Words are meaningless. Well, some words. Let me explain: There actually were good old days when a handshake sealed a deal, when people who promised to pay actually came through, when people didn’t need to get into the “did not/did too” entanglement.
Nowadays, too many words tend to be laden with sarcasm. The last time you heard someone say, “excuuuze me,” “sorrry” or “You’re so-oo much help” you probably weren’t seduced by notions of sincerity.
Lately, even “hel-lo,” sometimes followed by a question mark, communicates an I-think-you’re-stupid meaning. It’s a close relative of “duh,” or if you’re a Homer Simpsonite, “doh.”
A vivid throwback to the olden days came when my wife and I were looking for an economical used car, with the idea of passing it on to one of our sons, down the road. Continue reading
Several of us were chatting about what we learned in elementary school, and most agreed the subject that caused the most difficulty was grammar.
My wife and I visited with a new acquaintance, Meggie, at a staff party Saturday. I made the point — with as much veracity as I could muster — that I had slept through most grammar classes during my years at Immaculate Conception School.
But years later, what I dozed through came back when I needed it. It gives credence to those learn-in-your-sleep foreign language lessons, which don’t work for me.
So the grammar rules somehow returned when I decided the noblest professions are teaching and writing. They’re far more rewarding than medicine, law, social work, the ministry, engineering, psychiatry, the theater, business or athletics. No contest. (Not that I’ve done all or any of these things, mind you.) Continue reading

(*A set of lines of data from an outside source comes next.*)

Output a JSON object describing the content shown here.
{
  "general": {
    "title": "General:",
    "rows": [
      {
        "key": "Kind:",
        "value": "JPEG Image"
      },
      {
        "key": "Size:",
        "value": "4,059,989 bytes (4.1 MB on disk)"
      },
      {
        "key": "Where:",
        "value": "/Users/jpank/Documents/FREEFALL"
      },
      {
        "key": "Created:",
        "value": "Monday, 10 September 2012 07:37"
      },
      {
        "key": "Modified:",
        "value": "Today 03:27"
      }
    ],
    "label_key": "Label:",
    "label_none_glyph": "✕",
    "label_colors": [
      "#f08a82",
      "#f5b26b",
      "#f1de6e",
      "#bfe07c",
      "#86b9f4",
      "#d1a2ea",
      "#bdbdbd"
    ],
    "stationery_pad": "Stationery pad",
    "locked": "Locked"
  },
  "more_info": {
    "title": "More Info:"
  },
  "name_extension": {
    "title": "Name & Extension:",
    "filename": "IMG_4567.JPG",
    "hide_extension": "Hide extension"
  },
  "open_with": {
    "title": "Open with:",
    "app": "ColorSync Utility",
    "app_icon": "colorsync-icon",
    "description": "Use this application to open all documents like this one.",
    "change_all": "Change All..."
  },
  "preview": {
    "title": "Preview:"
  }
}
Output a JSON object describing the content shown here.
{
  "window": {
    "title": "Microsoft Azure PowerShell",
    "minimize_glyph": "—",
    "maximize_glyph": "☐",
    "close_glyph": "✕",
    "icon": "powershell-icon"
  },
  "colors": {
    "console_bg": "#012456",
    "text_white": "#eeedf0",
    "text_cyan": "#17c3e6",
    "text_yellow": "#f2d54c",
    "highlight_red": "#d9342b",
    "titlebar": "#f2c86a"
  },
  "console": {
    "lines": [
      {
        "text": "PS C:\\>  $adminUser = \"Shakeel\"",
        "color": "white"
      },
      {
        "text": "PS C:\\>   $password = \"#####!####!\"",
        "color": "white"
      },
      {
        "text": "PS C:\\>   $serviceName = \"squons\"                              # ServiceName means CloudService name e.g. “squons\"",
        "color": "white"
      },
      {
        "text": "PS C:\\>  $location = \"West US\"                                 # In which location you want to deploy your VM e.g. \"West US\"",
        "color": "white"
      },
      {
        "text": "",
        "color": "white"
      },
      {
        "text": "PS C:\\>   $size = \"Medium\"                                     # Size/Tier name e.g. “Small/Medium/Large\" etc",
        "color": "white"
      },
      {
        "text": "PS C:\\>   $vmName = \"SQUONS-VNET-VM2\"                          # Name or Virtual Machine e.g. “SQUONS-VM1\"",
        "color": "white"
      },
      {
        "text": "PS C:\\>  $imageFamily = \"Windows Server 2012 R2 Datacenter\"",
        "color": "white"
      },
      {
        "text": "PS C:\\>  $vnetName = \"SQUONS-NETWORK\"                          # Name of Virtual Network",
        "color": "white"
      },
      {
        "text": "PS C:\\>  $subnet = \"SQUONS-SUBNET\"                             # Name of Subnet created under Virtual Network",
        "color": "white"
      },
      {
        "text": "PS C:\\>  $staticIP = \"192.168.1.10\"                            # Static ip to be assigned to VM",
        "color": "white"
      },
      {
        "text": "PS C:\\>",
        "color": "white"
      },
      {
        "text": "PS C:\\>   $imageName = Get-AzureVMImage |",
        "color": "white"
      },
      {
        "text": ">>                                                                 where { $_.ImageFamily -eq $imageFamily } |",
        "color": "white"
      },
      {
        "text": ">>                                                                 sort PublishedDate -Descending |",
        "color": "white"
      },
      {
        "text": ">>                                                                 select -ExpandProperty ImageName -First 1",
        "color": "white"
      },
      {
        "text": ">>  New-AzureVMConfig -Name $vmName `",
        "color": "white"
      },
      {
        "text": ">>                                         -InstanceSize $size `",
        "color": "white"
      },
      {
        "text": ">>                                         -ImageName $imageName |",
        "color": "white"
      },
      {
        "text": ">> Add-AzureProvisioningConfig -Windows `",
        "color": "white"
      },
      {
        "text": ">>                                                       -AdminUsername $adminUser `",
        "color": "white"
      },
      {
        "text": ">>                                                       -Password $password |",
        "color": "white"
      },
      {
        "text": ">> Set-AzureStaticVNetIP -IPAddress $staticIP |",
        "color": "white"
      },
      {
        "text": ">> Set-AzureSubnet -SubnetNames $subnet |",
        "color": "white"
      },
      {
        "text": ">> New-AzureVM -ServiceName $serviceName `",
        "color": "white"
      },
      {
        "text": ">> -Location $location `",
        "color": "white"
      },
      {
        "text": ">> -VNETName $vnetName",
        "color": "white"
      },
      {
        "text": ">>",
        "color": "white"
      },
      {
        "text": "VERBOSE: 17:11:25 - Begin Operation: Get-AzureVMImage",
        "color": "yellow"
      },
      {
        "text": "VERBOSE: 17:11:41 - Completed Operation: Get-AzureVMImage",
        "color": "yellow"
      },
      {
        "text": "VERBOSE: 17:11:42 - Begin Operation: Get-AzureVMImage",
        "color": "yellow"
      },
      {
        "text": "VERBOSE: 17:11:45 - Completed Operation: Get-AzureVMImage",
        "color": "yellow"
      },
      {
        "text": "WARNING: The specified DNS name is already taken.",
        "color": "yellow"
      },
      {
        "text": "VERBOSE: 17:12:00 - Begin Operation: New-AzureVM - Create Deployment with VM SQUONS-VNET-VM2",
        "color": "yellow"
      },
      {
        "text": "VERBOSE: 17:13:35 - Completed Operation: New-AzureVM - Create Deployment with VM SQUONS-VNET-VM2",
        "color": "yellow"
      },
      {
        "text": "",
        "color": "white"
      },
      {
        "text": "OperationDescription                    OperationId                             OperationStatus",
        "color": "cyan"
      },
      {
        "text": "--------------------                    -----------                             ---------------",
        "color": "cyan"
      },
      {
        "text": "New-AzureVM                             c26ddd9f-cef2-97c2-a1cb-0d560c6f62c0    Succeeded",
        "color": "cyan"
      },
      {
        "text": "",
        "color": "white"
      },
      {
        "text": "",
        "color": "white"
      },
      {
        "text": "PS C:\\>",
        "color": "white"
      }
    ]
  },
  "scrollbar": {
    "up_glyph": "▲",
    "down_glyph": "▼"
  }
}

The columns I most enjoy writing are those that include reader comments. A few recent columns have generated some reaction and response, some of which appear here.
People reacted to last week’s column on menudo and squash. I’m happy to say that most of the comments agree with my stance that I’d request neither item as my last meal. What would be preferable? That’s easy. Cocoa Puffs smothered in Velveeta Cheese.
But on a slightly more serious note, a large combination plate like my neighbor, Carmen Vigil, used to make, would be fine.
Now to the mailbag: Continue reading
Every fourth week we used to go through Expulsion Saturday. It was the time when at Mom’s insistence and our extremely willing compliance she’d usher Dad and all us kids out of the house to fend for ourselves.
We had the whole day free. My siblings Bingy, Severino and I generally spent that day at the Serf Theater, where the films were continuous, and by the time we left there, we had all the lines and songs memorized.
Let me explain:
Once a month, on a Saturday it was our mother’s chance to prepare and eat — totally undisturbed — a bowl of menudo. Mom may have felt guilt by not offering the rest of us a chance to gourmandize with her, but on the contrary, we were all thankful. The catch is, she may not have known our patent, latent and blatant revulsion to eating a plate of the chewy, mushy stuff. Continue reading